* _What the task asks_
Because the entries hold pictures, reproduce only their words, exactly as written.
*** Provided data ***
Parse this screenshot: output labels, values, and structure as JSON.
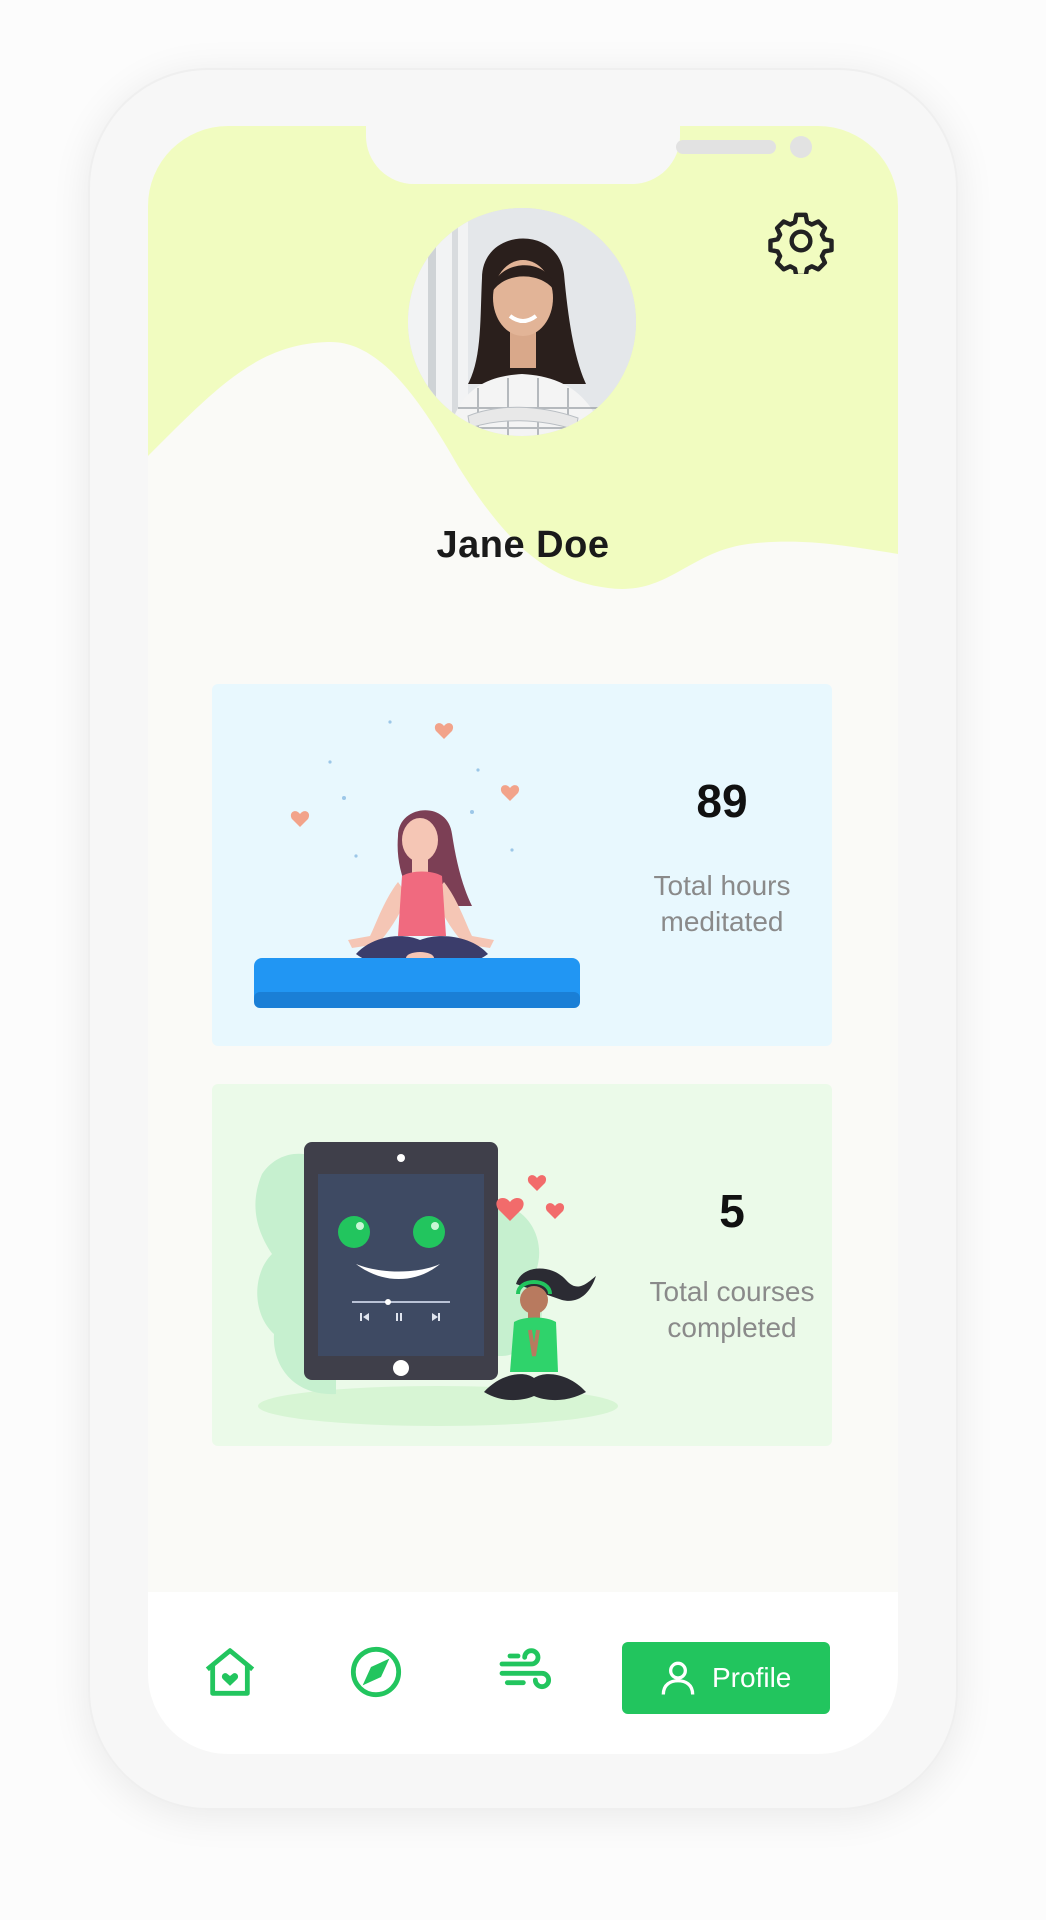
{
  "profile": {
    "name": "Jane Doe"
  },
  "stats": [
    {
      "value": "89",
      "label_line1": "Total hours",
      "label_line2": "meditated"
    },
    {
      "value": "5",
      "label_line1": "Total courses",
      "label_line2": "completed"
    }
  ],
  "nav": {
    "items": [
      {
        "icon": "home-icon"
      },
      {
        "icon": "compass-icon"
      },
      {
        "icon": "wind-icon"
      }
    ],
    "active_label": "Profile"
  },
  "colors": {
    "accent": "#22c55e",
    "header": "#f1fcc0",
    "card_blue": "#e8f8fe",
    "card_green": "#ebfae9"
  }
}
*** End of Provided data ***
* _Task result_
Parse this screenshot: output labels, values, and structure as JSON.
{
  "profile": {
    "name": "Jane Doe"
  },
  "stats": [
    {
      "value": "89",
      "label_line1": "Total hours",
      "label_line2": "meditated"
    },
    {
      "value": "5",
      "label_line1": "Total courses",
      "label_line2": "completed"
    }
  ],
  "nav": {
    "items": [
      {
        "icon": "home-icon"
      },
      {
        "icon": "compass-icon"
      },
      {
        "icon": "wind-icon"
      }
    ],
    "active_label": "Profile"
  },
  "colors": {
    "accent": "#22c55e",
    "header": "#f1fcc0",
    "card_blue": "#e8f8fe",
    "card_green": "#ebfae9"
  }
}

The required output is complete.